## Data items
==================================================
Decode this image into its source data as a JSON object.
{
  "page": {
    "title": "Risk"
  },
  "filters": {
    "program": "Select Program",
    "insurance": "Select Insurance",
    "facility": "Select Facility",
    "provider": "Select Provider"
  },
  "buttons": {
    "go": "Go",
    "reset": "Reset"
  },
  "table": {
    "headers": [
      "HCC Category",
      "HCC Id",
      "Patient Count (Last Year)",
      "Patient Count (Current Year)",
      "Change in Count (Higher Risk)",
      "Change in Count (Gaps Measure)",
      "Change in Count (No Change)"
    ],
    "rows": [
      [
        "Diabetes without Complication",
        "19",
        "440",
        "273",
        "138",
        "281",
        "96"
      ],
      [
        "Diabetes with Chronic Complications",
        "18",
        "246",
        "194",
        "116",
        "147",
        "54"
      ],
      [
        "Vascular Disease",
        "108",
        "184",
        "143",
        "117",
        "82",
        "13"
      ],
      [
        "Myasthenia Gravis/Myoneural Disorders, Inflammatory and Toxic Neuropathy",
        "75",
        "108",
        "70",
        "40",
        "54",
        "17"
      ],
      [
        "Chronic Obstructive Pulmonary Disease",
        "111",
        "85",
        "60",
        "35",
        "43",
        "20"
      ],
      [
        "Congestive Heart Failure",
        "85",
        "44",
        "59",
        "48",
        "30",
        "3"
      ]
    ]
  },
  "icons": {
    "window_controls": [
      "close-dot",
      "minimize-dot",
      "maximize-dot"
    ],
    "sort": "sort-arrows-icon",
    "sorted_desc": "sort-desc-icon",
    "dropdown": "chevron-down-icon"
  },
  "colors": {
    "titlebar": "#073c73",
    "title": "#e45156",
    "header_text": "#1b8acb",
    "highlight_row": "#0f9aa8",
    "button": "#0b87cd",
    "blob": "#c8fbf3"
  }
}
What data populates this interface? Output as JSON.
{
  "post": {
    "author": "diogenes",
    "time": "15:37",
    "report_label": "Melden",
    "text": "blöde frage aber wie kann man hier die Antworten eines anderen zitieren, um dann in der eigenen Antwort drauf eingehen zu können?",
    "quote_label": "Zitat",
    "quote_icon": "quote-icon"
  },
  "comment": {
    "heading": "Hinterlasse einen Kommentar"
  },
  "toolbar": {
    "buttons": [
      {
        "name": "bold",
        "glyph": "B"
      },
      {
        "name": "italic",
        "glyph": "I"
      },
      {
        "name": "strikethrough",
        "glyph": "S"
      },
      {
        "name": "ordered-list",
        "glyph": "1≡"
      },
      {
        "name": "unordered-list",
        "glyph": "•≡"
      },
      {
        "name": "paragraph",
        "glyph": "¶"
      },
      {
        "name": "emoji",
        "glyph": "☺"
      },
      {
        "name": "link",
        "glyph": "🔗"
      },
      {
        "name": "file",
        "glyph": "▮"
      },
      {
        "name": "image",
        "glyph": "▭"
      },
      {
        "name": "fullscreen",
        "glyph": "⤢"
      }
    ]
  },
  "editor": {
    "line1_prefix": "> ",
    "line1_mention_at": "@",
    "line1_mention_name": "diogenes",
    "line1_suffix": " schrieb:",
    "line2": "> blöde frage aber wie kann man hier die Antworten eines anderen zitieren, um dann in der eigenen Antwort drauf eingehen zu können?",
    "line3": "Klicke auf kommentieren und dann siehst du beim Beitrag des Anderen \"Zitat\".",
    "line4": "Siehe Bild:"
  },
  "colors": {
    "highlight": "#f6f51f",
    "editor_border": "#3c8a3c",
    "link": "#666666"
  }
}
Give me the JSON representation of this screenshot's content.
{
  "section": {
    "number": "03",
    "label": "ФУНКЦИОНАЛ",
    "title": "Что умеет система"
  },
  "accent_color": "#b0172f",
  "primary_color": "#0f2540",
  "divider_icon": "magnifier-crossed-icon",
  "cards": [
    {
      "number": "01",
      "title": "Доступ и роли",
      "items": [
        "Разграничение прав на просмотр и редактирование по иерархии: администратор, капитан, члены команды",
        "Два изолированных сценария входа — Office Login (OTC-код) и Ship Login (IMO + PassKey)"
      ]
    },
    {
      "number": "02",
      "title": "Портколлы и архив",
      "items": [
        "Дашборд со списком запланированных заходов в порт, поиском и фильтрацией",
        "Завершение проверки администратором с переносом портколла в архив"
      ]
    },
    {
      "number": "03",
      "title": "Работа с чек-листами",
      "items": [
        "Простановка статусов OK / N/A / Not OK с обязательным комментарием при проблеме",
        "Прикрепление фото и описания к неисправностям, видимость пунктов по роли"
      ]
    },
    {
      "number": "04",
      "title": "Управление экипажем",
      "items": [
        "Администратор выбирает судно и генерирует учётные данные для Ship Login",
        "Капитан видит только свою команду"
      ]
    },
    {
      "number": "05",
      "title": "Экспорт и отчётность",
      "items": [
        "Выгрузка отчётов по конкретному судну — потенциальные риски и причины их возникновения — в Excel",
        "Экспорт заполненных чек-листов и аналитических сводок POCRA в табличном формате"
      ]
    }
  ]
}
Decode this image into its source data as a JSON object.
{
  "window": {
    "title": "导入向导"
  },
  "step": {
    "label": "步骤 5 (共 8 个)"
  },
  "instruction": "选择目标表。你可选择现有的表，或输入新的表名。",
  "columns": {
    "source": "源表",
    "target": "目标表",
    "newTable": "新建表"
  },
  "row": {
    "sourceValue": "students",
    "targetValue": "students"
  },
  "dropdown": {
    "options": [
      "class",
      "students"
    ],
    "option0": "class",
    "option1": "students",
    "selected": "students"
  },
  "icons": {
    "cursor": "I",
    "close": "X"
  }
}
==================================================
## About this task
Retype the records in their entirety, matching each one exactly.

## Exercise result
Decode this image into its source data as a JSON object.
{
  "page": {
    "title": "Risk"
  },
  "filters": {
    "program": "Select Program",
    "insurance": "Select Insurance",
    "facility": "Select Facility",
    "provider": "Select Provider"
  },
  "buttons": {
    "go": "Go",
    "reset": "Reset"
  },
  "table": {
    "headers": [
      "HCC Category",
      "HCC Id",
      "Patient Count (Last Year)",
      "Patient Count (Current Year)",
      "Change in Count (Higher Risk)",
      "Change in Count (Gaps Measure)",
      "Change in Count (No Change)"
    ],
    "rows": [
      [
        "Diabetes without Complication",
        "19",
        "440",
        "273",
        "138",
        "281",
        "96"
      ],
      [
        "Diabetes with Chronic Complications",
        "18",
        "246",
        "194",
        "116",
        "147",
        "54"
      ],
      [
        "Vascular Disease",
        "108",
        "184",
        "143",
        "117",
        "82",
        "13"
      ],
      [
        "Myasthenia Gravis/Myoneural Disorders, Inflammatory and Toxic Neuropathy",
        "75",
        "108",
        "70",
        "40",
        "54",
        "17"
      ],
      [
        "Chronic Obstructive Pulmonary Disease",
        "111",
        "85",
        "60",
        "35",
        "43",
        "20"
      ],
      [
        "Congestive Heart Failure",
        "85",
        "44",
        "59",
        "48",
        "30",
        "3"
      ]
    ]
  },
  "icons": {
    "window_controls": [
      "close-dot",
      "minimize-dot",
      "maximize-dot"
    ],
    "sort": "sort-arrows-icon",
    "sorted_desc": "sort-desc-icon",
    "dropdown": "chevron-down-icon"
  },
  "colors": {
    "titlebar": "#073c73",
    "title": "#e45156",
    "header_text": "#1b8acb",
    "highlight_row": "#0f9aa8",
    "button": "#0b87cd",
    "blob": "#c8fbf3"
  }
}
What data populates this interface? Output as JSON.
{
  "post": {
    "author": "diogenes",
    "time": "15:37",
    "report_label": "Melden",
    "text": "blöde frage aber wie kann man hier die Antworten eines anderen zitieren, um dann in der eigenen Antwort drauf eingehen zu können?",
    "quote_label": "Zitat",
    "quote_icon": "quote-icon"
  },
  "comment": {
    "heading": "Hinterlasse einen Kommentar"
  },
  "toolbar": {
    "buttons": [
      {
        "name": "bold",
        "glyph": "B"
      },
      {
        "name": "italic",
        "glyph": "I"
      },
      {
        "name": "strikethrough",
        "glyph": "S"
      },
      {
        "name": "ordered-list",
        "glyph": "1≡"
      },
      {
        "name": "unordered-list",
        "glyph": "•≡"
      },
      {
        "name": "paragraph",
        "glyph": "¶"
      },
      {
        "name": "emoji",
        "glyph": "☺"
      },
      {
        "name": "link",
        "glyph": "🔗"
      },
      {
        "name": "file",
        "glyph": "▮"
      },
      {
        "name": "image",
        "glyph": "▭"
      },
      {
        "name": "fullscreen",
        "glyph": "⤢"
      }
    ]
  },
  "editor": {
    "line1_prefix": "> ",
    "line1_mention_at": "@",
    "line1_mention_name": "diogenes",
    "line1_suffix": " schrieb:",
    "line2": "> blöde frage aber wie kann man hier die Antworten eines anderen zitieren, um dann in der eigenen Antwort drauf eingehen zu können?",
    "line3": "Klicke auf kommentieren und dann siehst du beim Beitrag des Anderen \"Zitat\".",
    "line4": "Siehe Bild:"
  },
  "colors": {
    "highlight": "#f6f51f",
    "editor_border": "#3c8a3c",
    "link": "#666666"
  }
}
Give me the JSON representation of this screenshot's content.
{
  "section": {
    "number": "03",
    "label": "ФУНКЦИОНАЛ",
    "title": "Что умеет система"
  },
  "accent_color": "#b0172f",
  "primary_color": "#0f2540",
  "divider_icon": "magnifier-crossed-icon",
  "cards": [
    {
      "number": "01",
      "title": "Доступ и роли",
      "items": [
        "Разграничение прав на просмотр и редактирование по иерархии: администратор, капитан, члены команды",
        "Два изолированных сценария входа — Office Login (OTC-код) и Ship Login (IMO + PassKey)"
      ]
    },
    {
      "number": "02",
      "title": "Портколлы и архив",
      "items": [
        "Дашборд со списком запланированных заходов в порт, поиском и фильтрацией",
        "Завершение проверки администратором с переносом портколла в архив"
      ]
    },
    {
      "number": "03",
      "title": "Работа с чек-листами",
      "items": [
        "Простановка статусов OK / N/A / Not OK с обязательным комментарием при проблеме",
        "Прикрепление фото и описания к неисправностям, видимость пунктов по роли"
      ]
    },
    {
      "number": "04",
      "title": "Управление экипажем",
      "items": [
        "Администратор выбирает судно и генерирует учётные данные для Ship Login",
        "Капитан видит только свою команду"
      ]
    },
    {
      "number": "05",
      "title": "Экспорт и отчётность",
      "items": [
        "Выгрузка отчётов по конкретному судну — потенциальные риски и причины их возникновения — в Excel",
        "Экспорт заполненных чек-листов и аналитических сводок POCRA в табличном формате"
      ]
    }
  ]
}
Decode this image into its source data as a JSON object.
{
  "window": {
    "title": "导入向导"
  },
  "step": {
    "label": "步骤 5 (共 8 个)"
  },
  "instruction": "选择目标表。你可选择现有的表，或输入新的表名。",
  "columns": {
    "source": "源表",
    "target": "目标表",
    "newTable": "新建表"
  },
  "row": {
    "sourceValue": "students",
    "targetValue": "students"
  },
  "dropdown": {
    "options": [
      "class",
      "students"
    ],
    "option0": "class",
    "option1": "students",
    "selected": "students"
  },
  "icons": {
    "cursor": "I",
    "close": "X"
  }
}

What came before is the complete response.